The trail drops down to Luella Lake, once again switchbacking precariously down the west side of the cirque. From the lake, the trail continues east and continues through yet another set of lazy switchbacks as the route descends into Deer Creek Canyon. Once at the canyon bottom, the gorgeous Deer Creek Meadow opens up in a broad, grassy expanse. Seven-Up Peak and Dolomite Ridge tower majestically to the east. The trail leading up to Seven-Up Gap can be seen faintly in the distance. To the south, Deer Creek Pass, the loop’s terminus can be seen, with the granite towers of Gibson and Siligo Peaks standing guard over the pass. The Deer Creek Canyon trail and the trail to Seven-Up Gap join the Four Lakes Loop here. Once the meadow is reached, the trail turns south and approaches the climb to Deer Lake. Diminutive Round Lake is found here, but is really more of a small pond than a lake. Nonetheless, it makes an idyllic stop or campsite.

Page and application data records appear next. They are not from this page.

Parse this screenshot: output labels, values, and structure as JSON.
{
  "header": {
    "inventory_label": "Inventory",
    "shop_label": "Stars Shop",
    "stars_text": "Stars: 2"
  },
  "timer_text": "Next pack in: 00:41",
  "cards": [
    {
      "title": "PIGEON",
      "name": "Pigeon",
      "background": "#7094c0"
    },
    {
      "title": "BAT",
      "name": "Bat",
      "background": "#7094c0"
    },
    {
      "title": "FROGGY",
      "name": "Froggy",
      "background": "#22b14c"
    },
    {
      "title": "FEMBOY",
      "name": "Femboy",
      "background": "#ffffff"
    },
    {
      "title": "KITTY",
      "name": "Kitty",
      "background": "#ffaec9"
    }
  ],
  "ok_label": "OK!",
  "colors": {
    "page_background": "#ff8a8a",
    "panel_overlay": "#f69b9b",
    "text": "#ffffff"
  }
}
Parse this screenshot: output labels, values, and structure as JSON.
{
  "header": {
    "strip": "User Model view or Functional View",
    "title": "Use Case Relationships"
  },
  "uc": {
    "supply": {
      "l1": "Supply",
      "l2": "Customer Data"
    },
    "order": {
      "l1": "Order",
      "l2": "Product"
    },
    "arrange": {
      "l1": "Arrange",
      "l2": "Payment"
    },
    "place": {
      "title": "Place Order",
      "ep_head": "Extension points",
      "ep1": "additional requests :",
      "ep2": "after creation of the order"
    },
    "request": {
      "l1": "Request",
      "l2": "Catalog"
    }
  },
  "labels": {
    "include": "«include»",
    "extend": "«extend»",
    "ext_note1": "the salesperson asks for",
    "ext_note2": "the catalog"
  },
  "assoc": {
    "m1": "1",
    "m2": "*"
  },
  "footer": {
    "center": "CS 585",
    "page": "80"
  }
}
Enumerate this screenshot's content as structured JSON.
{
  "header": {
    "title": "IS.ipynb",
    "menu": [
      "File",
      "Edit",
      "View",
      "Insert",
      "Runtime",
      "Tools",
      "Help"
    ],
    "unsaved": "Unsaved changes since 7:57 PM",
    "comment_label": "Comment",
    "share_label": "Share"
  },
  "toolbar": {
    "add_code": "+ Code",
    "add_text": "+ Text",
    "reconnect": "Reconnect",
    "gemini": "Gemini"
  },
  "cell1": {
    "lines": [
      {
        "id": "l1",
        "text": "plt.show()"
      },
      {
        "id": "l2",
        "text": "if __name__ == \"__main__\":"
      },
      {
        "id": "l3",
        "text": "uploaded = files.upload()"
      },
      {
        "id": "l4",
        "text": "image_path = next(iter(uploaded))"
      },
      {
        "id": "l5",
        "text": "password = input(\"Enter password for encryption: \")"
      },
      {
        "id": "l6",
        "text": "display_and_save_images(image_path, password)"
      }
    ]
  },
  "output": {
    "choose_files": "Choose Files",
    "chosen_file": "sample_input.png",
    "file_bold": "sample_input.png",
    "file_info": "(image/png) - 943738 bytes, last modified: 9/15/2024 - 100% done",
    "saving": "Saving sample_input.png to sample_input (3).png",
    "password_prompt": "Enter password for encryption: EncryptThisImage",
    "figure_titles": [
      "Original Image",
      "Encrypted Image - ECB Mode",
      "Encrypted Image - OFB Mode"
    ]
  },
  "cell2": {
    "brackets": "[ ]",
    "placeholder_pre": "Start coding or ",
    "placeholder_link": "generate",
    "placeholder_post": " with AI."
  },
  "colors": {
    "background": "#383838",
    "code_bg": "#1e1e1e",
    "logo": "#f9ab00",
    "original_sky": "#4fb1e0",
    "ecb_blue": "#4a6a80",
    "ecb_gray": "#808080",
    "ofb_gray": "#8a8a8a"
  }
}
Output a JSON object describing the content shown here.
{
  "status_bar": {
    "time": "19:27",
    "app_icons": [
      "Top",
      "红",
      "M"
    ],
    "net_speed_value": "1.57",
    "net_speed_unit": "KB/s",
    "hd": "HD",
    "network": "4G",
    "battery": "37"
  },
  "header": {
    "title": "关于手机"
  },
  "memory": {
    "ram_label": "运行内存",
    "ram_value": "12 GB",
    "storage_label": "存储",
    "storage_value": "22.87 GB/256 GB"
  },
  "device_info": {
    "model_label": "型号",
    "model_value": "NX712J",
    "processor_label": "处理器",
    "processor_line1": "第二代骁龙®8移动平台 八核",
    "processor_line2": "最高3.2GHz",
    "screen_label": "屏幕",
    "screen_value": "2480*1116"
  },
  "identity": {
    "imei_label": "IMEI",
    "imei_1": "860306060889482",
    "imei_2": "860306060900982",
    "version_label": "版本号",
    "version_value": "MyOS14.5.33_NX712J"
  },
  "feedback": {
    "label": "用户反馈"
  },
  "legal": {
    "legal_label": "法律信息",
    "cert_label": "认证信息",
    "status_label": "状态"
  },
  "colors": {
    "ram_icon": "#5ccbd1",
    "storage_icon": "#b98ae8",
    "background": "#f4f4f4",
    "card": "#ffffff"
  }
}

All too soon, Deer Creek Meadow is left behind and the long climb up to Deer Lake begins. This is the hardest part of the trail. The bottom part of the trail is in shade so it is not tremendous wearying climb. Near the top, the trail moves closer to Deer Creek as it crashes down its steep course. After the long climb, the proximity to the noisy creek is very refreshing. At the top, the creek passes through a short, but narrow granite gorge. The trail crosses the outlet of the lake and skirts its east shore. At the north end of the lake, the final climb of the loop begins, as the trail makes the final, switchback filled ascent up to Deer Creek Pass. Once back at the top of the pass, relax for a bit, content to have just enjoyed one of the finest trails around.